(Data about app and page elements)

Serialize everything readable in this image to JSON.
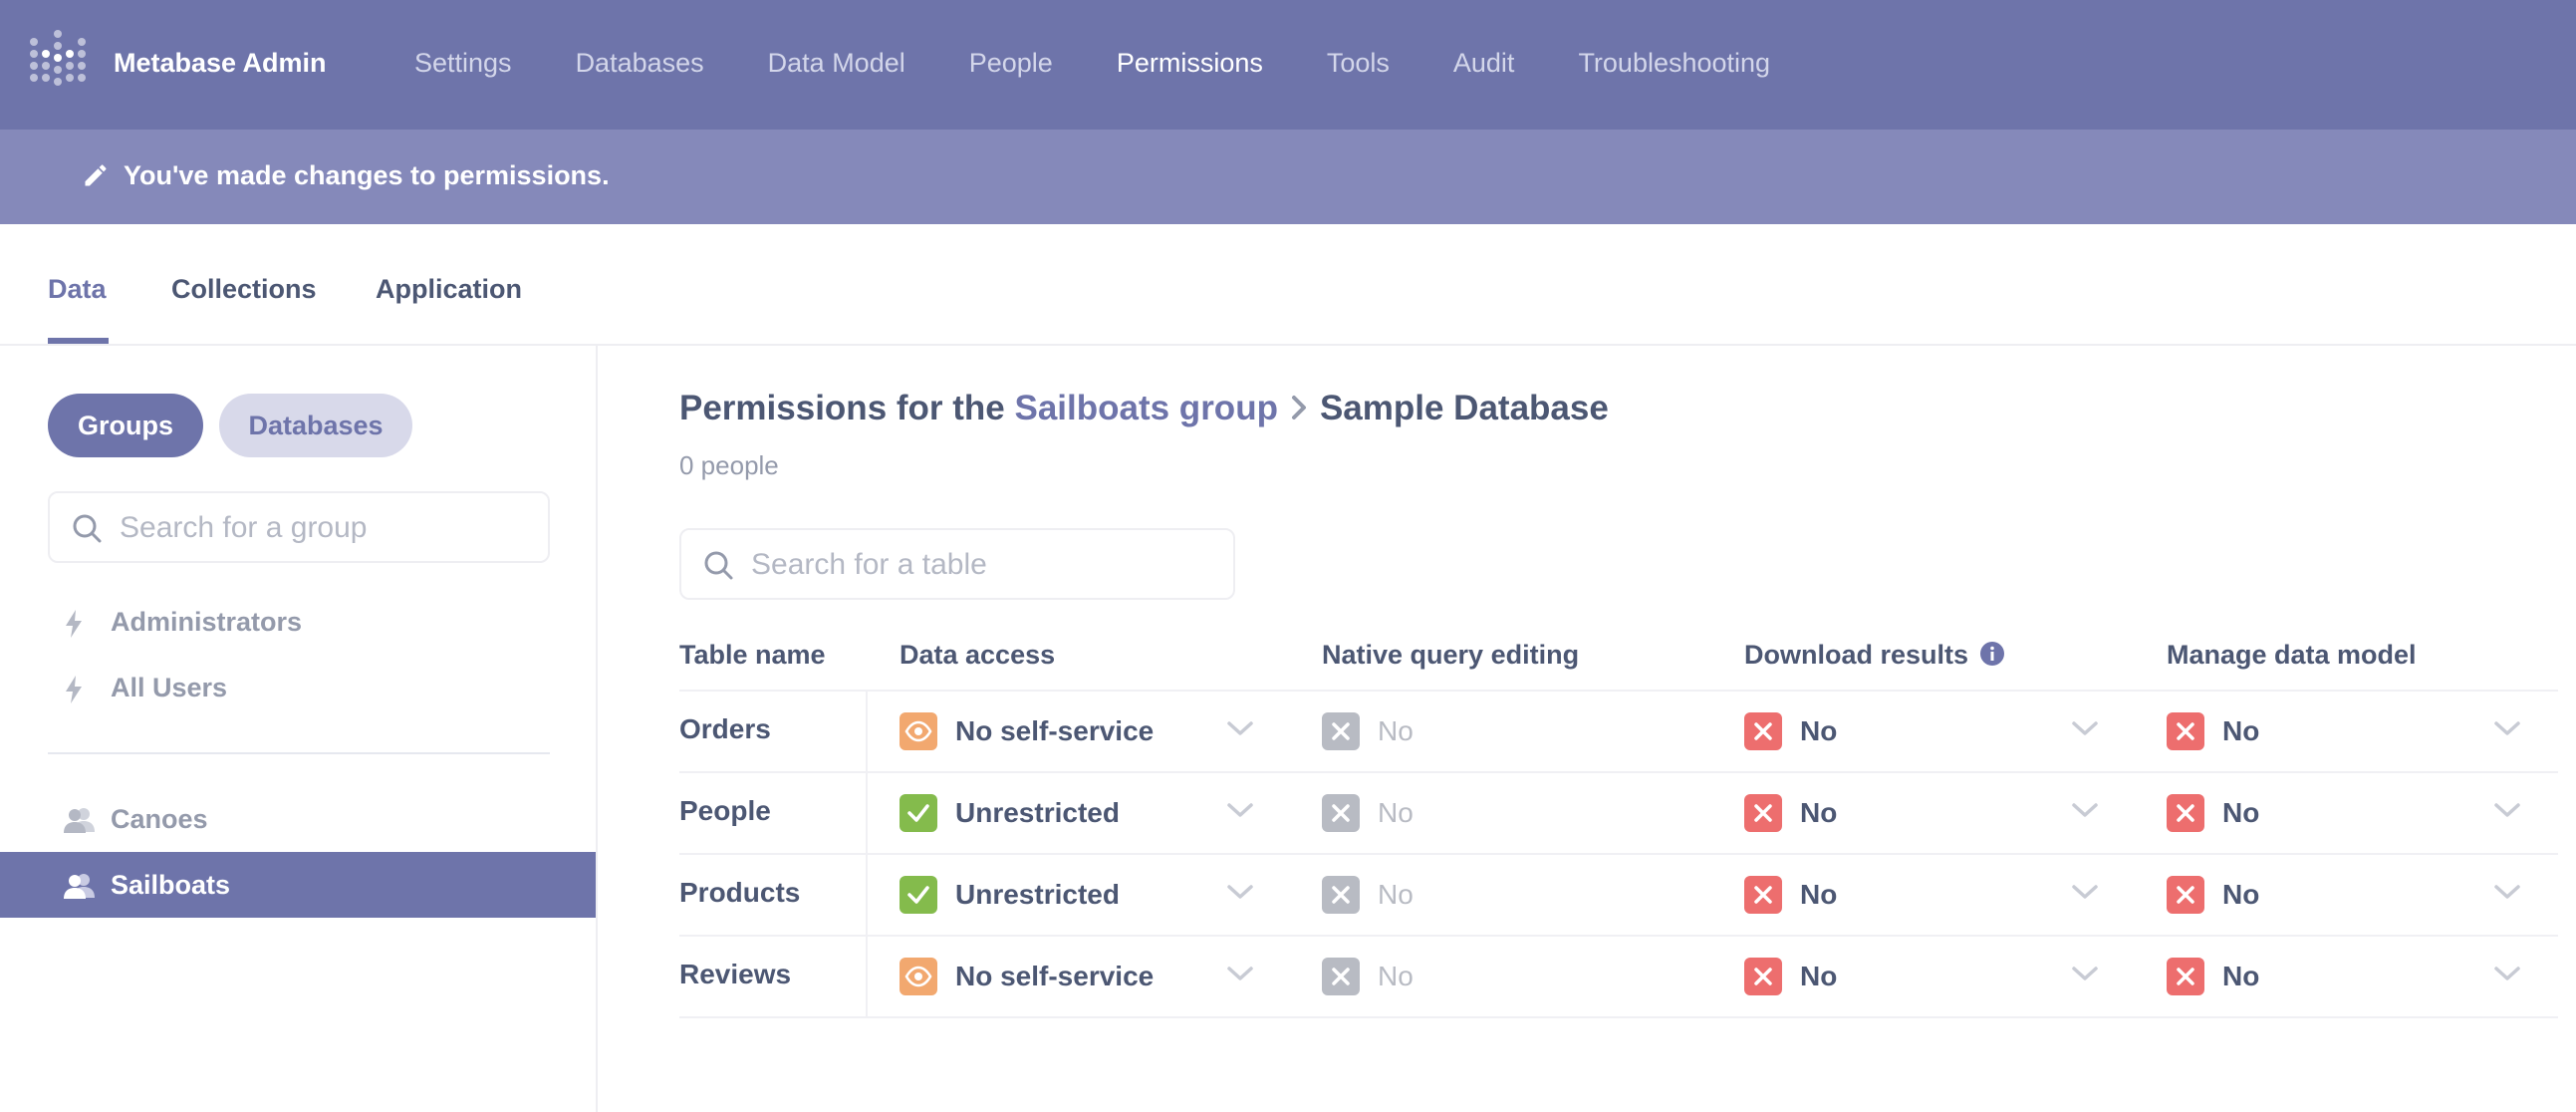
{
  "app": {
    "title": "Metabase Admin"
  },
  "nav": {
    "items": [
      {
        "label": "Settings"
      },
      {
        "label": "Databases"
      },
      {
        "label": "Data Model"
      },
      {
        "label": "People"
      },
      {
        "label": "Permissions"
      },
      {
        "label": "Tools"
      },
      {
        "label": "Audit"
      },
      {
        "label": "Troubleshooting"
      }
    ],
    "active": "Permissions"
  },
  "banner": {
    "text": "You've made changes to permissions."
  },
  "tabs": {
    "data": "Data",
    "collections": "Collections",
    "application": "Application",
    "active": "Data"
  },
  "sidebar": {
    "toggle": {
      "groups": "Groups",
      "databases": "Databases",
      "active": "Groups"
    },
    "search": {
      "placeholder": "Search for a group",
      "value": ""
    },
    "special_groups": [
      {
        "label": "Administrators",
        "icon": "bolt-icon"
      },
      {
        "label": "All Users",
        "icon": "bolt-icon"
      }
    ],
    "groups": [
      {
        "label": "Canoes",
        "icon": "group-icon"
      },
      {
        "label": "Sailboats",
        "icon": "group-icon",
        "selected": true
      }
    ]
  },
  "main": {
    "title_prefix": "Permissions for the ",
    "group_link": "Sailboats group",
    "database": "Sample Database",
    "people_count": "0 people",
    "table_search": {
      "placeholder": "Search for a table",
      "value": ""
    },
    "columns": {
      "table_name": "Table name",
      "data_access": "Data access",
      "native_query": "Native query editing",
      "download": "Download results",
      "manage_model": "Manage data model"
    },
    "rows": [
      {
        "name": "Orders",
        "data_access": "No self-service",
        "native": "No",
        "download": "No",
        "manage": "No"
      },
      {
        "name": "People",
        "data_access": "Unrestricted",
        "native": "No",
        "download": "No",
        "manage": "No"
      },
      {
        "name": "Products",
        "data_access": "Unrestricted",
        "native": "No",
        "download": "No",
        "manage": "No"
      },
      {
        "name": "Reviews",
        "data_access": "No self-service",
        "native": "No",
        "download": "No",
        "manage": "No"
      }
    ]
  },
  "colors": {
    "brand": "#6e74aa",
    "banner": "#8589ba",
    "orange": "#f2a86f",
    "green": "#84bb4c",
    "red": "#ed6e6e",
    "gray": "#b8bbc3"
  }
}
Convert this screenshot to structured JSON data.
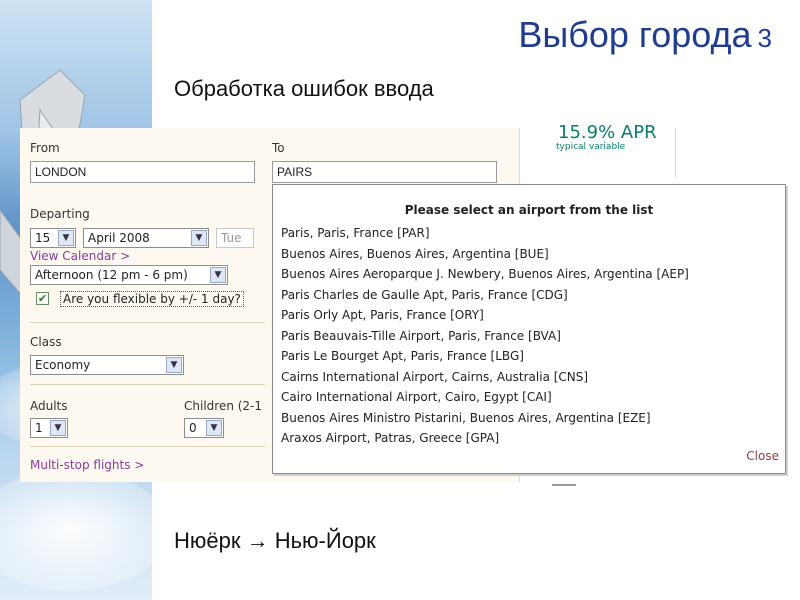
{
  "slide": {
    "title": "Выбор города",
    "title_number": "3",
    "subtitle": "Обработка ошибок ввода",
    "footer": "Нюёрк → Нью-Йорк"
  },
  "form": {
    "from_label": "From",
    "from_value": "LONDON",
    "to_label": "To",
    "to_value": "PAIRS",
    "departing_label": "Departing",
    "day_value": "15",
    "month_value": "April 2008",
    "weekday_value": "Tue",
    "view_calendar": "View Calendar >",
    "time_value": "Afternoon (12 pm - 6 pm)",
    "flexible_label": "Are you flexible by +/- 1 day?",
    "flexible_checked": true,
    "class_label": "Class",
    "class_value": "Economy",
    "adults_label": "Adults",
    "adults_value": "1",
    "children_label": "Children (2-1",
    "children_value": "0",
    "multistop": "Multi-stop flights >"
  },
  "ad": {
    "rate": "15.9% APR",
    "note": "typical variable"
  },
  "popup": {
    "heading": "Please select an airport from the list",
    "airports": [
      "Paris, Paris, France [PAR]",
      "Buenos Aires, Buenos Aires, Argentina [BUE]",
      "Buenos Aires Aeroparque J. Newbery, Buenos Aires, Argentina [AEP]",
      "Paris Charles de Gaulle Apt, Paris, France [CDG]",
      "Paris Orly Apt, Paris, France [ORY]",
      "Paris Beauvais-Tille Airport, Paris, France [BVA]",
      "Paris Le Bourget Apt, Paris, France [LBG]",
      "Cairns International Airport, Cairns, Australia [CNS]",
      "Cairo International Airport, Cairo, Egypt [CAI]",
      "Buenos Aires Ministro Pistarini, Buenos Aires, Argentina [EZE]",
      "Araxos Airport, Patras, Greece [GPA]"
    ],
    "close_label": "Close"
  },
  "colors": {
    "title": "#1f3c8f",
    "link": "#8a3b9a",
    "panel_bg": "#fdf9f0",
    "ad_text": "#0a7d6a"
  },
  "icons": {
    "dropdown": "dropdown-arrow-icon",
    "checkbox": "checkmark-icon",
    "decoration": "airplane-icon"
  }
}
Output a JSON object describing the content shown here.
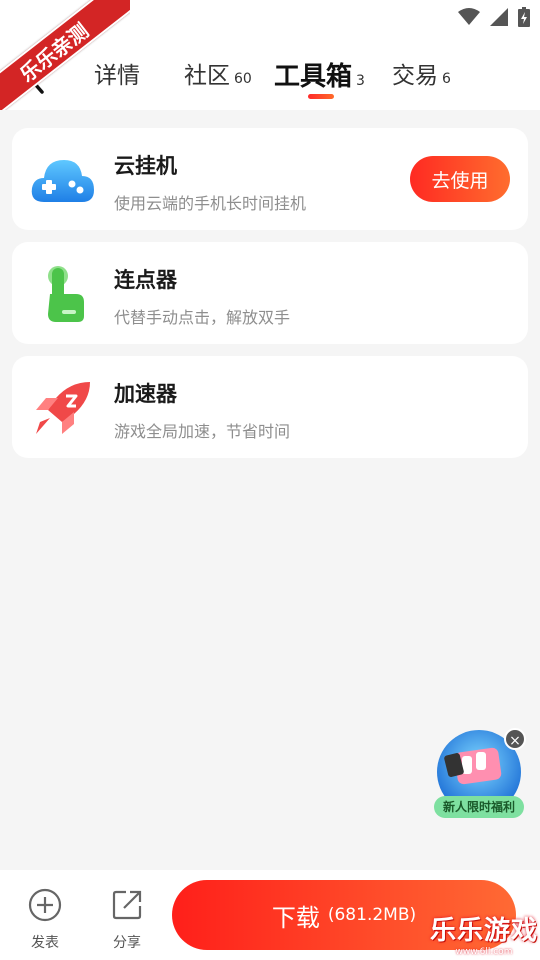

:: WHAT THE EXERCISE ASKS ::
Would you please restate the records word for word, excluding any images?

:: RESULT OF THIS TASK ::
Serialize everything readable in this image to JSON.
{
  "app": {
    "title": "Metabase Admin"
  },
  "nav": {
    "items": [
      {
        "label": "Settings"
      },
      {
        "label": "Databases"
      },
      {
        "label": "Data Model"
      },
      {
        "label": "People"
      },
      {
        "label": "Permissions"
      },
      {
        "label": "Tools"
      },
      {
        "label": "Audit"
      },
      {
        "label": "Troubleshooting"
      }
    ],
    "active": "Permissions"
  },
  "banner": {
    "text": "You've made changes to permissions."
  },
  "tabs": {
    "data": "Data",
    "collections": "Collections",
    "application": "Application",
    "active": "Data"
  },
  "sidebar": {
    "toggle": {
      "groups": "Groups",
      "databases": "Databases",
      "active": "Groups"
    },
    "search": {
      "placeholder": "Search for a group",
      "value": ""
    },
    "special_groups": [
      {
        "label": "Administrators",
        "icon": "bolt-icon"
      },
      {
        "label": "All Users",
        "icon": "bolt-icon"
      }
    ],
    "groups": [
      {
        "label": "Canoes",
        "icon": "group-icon"
      },
      {
        "label": "Sailboats",
        "icon": "group-icon",
        "selected": true
      }
    ]
  },
  "main": {
    "title_prefix": "Permissions for the ",
    "group_link": "Sailboats group",
    "database": "Sample Database",
    "people_count": "0 people",
    "table_search": {
      "placeholder": "Search for a table",
      "value": ""
    },
    "columns": {
      "table_name": "Table name",
      "data_access": "Data access",
      "native_query": "Native query editing",
      "download": "Download results",
      "manage_model": "Manage data model"
    },
    "rows": [
      {
        "name": "Orders",
        "data_access": "No self-service",
        "native": "No",
        "download": "No",
        "manage": "No"
      },
      {
        "name": "People",
        "data_access": "Unrestricted",
        "native": "No",
        "download": "No",
        "manage": "No"
      },
      {
        "name": "Products",
        "data_access": "Unrestricted",
        "native": "No",
        "download": "No",
        "manage": "No"
      },
      {
        "name": "Reviews",
        "data_access": "No self-service",
        "native": "No",
        "download": "No",
        "manage": "No"
      }
    ]
  },
  "colors": {
    "brand": "#6e74aa",
    "banner": "#8589ba",
    "orange": "#f2a86f",
    "green": "#84bb4c",
    "red": "#ed6e6e",
    "gray": "#b8bbc3"
  }
}
Convert this screenshot to structured JSON data.
{
  "slide": {
    "title": "Выбор города",
    "title_number": "3",
    "subtitle": "Обработка ошибок ввода",
    "footer": "Нюёрк → Нью-Йорк"
  },
  "form": {
    "from_label": "From",
    "from_value": "LONDON",
    "to_label": "To",
    "to_value": "PAIRS",
    "departing_label": "Departing",
    "day_value": "15",
    "month_value": "April 2008",
    "weekday_value": "Tue",
    "view_calendar": "View Calendar >",
    "time_value": "Afternoon (12 pm - 6 pm)",
    "flexible_label": "Are you flexible by +/- 1 day?",
    "flexible_checked": true,
    "class_label": "Class",
    "class_value": "Economy",
    "adults_label": "Adults",
    "adults_value": "1",
    "children_label": "Children (2-1",
    "children_value": "0",
    "multistop": "Multi-stop flights >"
  },
  "ad": {
    "rate": "15.9% APR",
    "note": "typical variable"
  },
  "popup": {
    "heading": "Please select an airport from the list",
    "airports": [
      "Paris, Paris, France [PAR]",
      "Buenos Aires, Buenos Aires, Argentina [BUE]",
      "Buenos Aires Aeroparque J. Newbery, Buenos Aires, Argentina [AEP]",
      "Paris Charles de Gaulle Apt, Paris, France [CDG]",
      "Paris Orly Apt, Paris, France [ORY]",
      "Paris Beauvais-Tille Airport, Paris, France [BVA]",
      "Paris Le Bourget Apt, Paris, France [LBG]",
      "Cairns International Airport, Cairns, Australia [CNS]",
      "Cairo International Airport, Cairo, Egypt [CAI]",
      "Buenos Aires Ministro Pistarini, Buenos Aires, Argentina [EZE]",
      "Araxos Airport, Patras, Greece [GPA]"
    ],
    "close_label": "Close"
  },
  "colors": {
    "title": "#1f3c8f",
    "link": "#8a3b9a",
    "panel_bg": "#fdf9f0",
    "ad_text": "#0a7d6a"
  },
  "icons": {
    "dropdown": "dropdown-arrow-icon",
    "checkbox": "checkmark-icon",
    "decoration": "airplane-icon"
  }
}
Output a JSON object describing the content shown here.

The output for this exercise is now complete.